The proposed equipment aims not only to serve the students use the University of Concordia, but others as well. More than anything, it is an amplifying element of academic experiences, with the potential to create a closer relation between students and the society in general. In order to meet these objectives, the design of the shelter was conceived from the following basic principles, to which all the project decisions are subject:
1 - Knowledge meets community - Here, the shelter is understood to be an urban and versatile tool, capable of promoting the relationship between the academic community and its neighbors. To accomplish this, the design concept begins with a basic 2.5m x 2.5m module, which may be assembled with other modules in numerous ways, serving the most varied functions. Furthermore, its compact size makes it erectable in many different places; the proposal here is the assembly of 4 modules placed in the center of the suggested site.
2 - Environmentally conscious - The relationship between urban necessities and the environment maintains a complementary nature, creating new uses for ill-disposed city spaces while promoting nature conservation. Such a perspective stipulated a small footprint design. By elevating the shelter, little to no damage is done to the implantation site as it touches the soil at only four points. Additionally, clean energy production is made possible due to the installation of photovoltaic panels on the roof, which is inclined at a 45° angle, allowing the use of sunlight all year round.
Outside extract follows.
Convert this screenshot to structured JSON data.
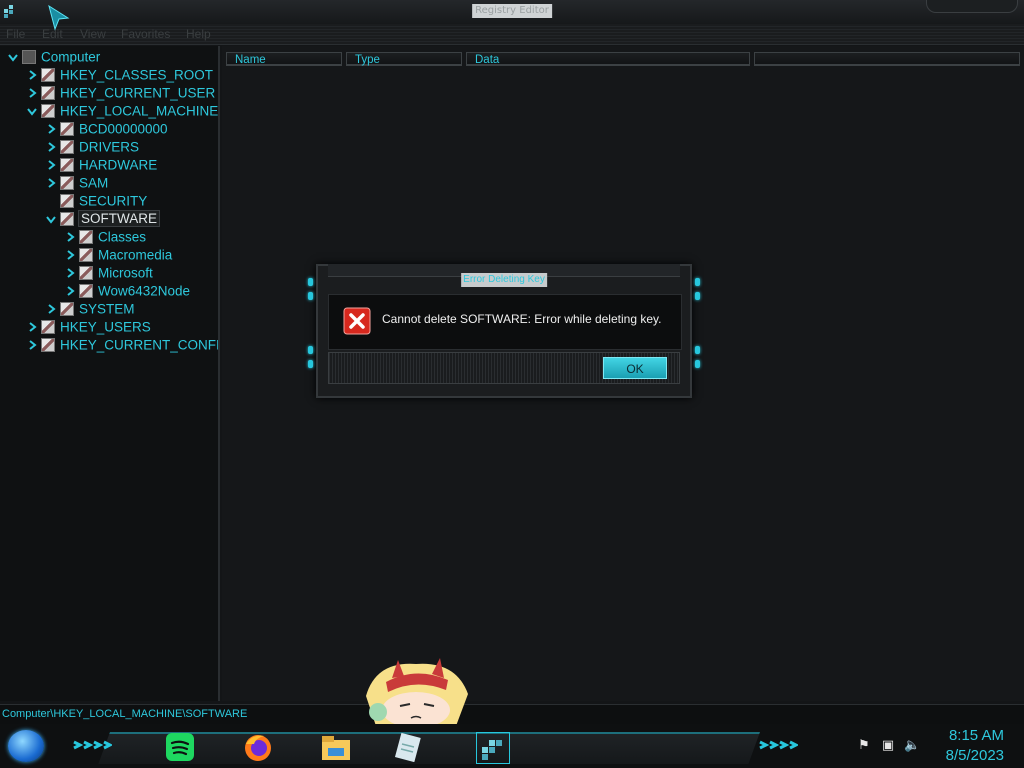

3 - Replicability - This principle is aligned with the intention to make the equipment easily reproduced elsewhere, highlighting the previously cited experiences, for other geographical locations and social strata. This consideration justifies the use of pre-manufactured and low maintenance material: steel for the structure and polycarbonate and OSB sheets for the enclosures.
A community consultation was made aiming a project concerned to attend the people needs. Fourteen people were interviewed through social networks. They all were residents of Montreal, Quebec and students of Concordia University. The first question was: "Do you use Loyola's bus shelter?". 50% of the answers were: "I only use it during cold season". Two persons had answered that they don't use the bus shelter, it because they don't use the campus bus. When asked about the frequency of the use of the existing shelter, three of the fourteen ones replied once or two times a week. Five people said that their use could reach up to 3 or 4 times a week. About the satisfaction of the users towards the shelter, they had classified it as normal. Almost all of the interviewed complained about the cold felt during winter inside the place in case. Other significant complaints were related to the comfort of the benches, that were not even close to provide welfare. The current design of the shelter was said to be too boring, for example. In conclusion, we assumed that people using bus during freezing times is more often and people want an interesting shelter design, also adding the purpose of this contest as an important priority, the next step followed was fixing concepts.
This project is modular in its design approach and bold in its simplicity. The variety of permutations of an expanded enclosed form give this project the merit to receive an honorable mention. However, the solar panels are far too explicitly showcased on project, rendering the project in many ways, uninviting. The lack of an open area does not make it amenable to an expanded cultural program during off peak use times.
(Excerpt from the jury's comments)
14 scanned / 14 viewable
- Presentation Panel
- Site Plan
- Axonometric Drawing
- Axonometric Drawing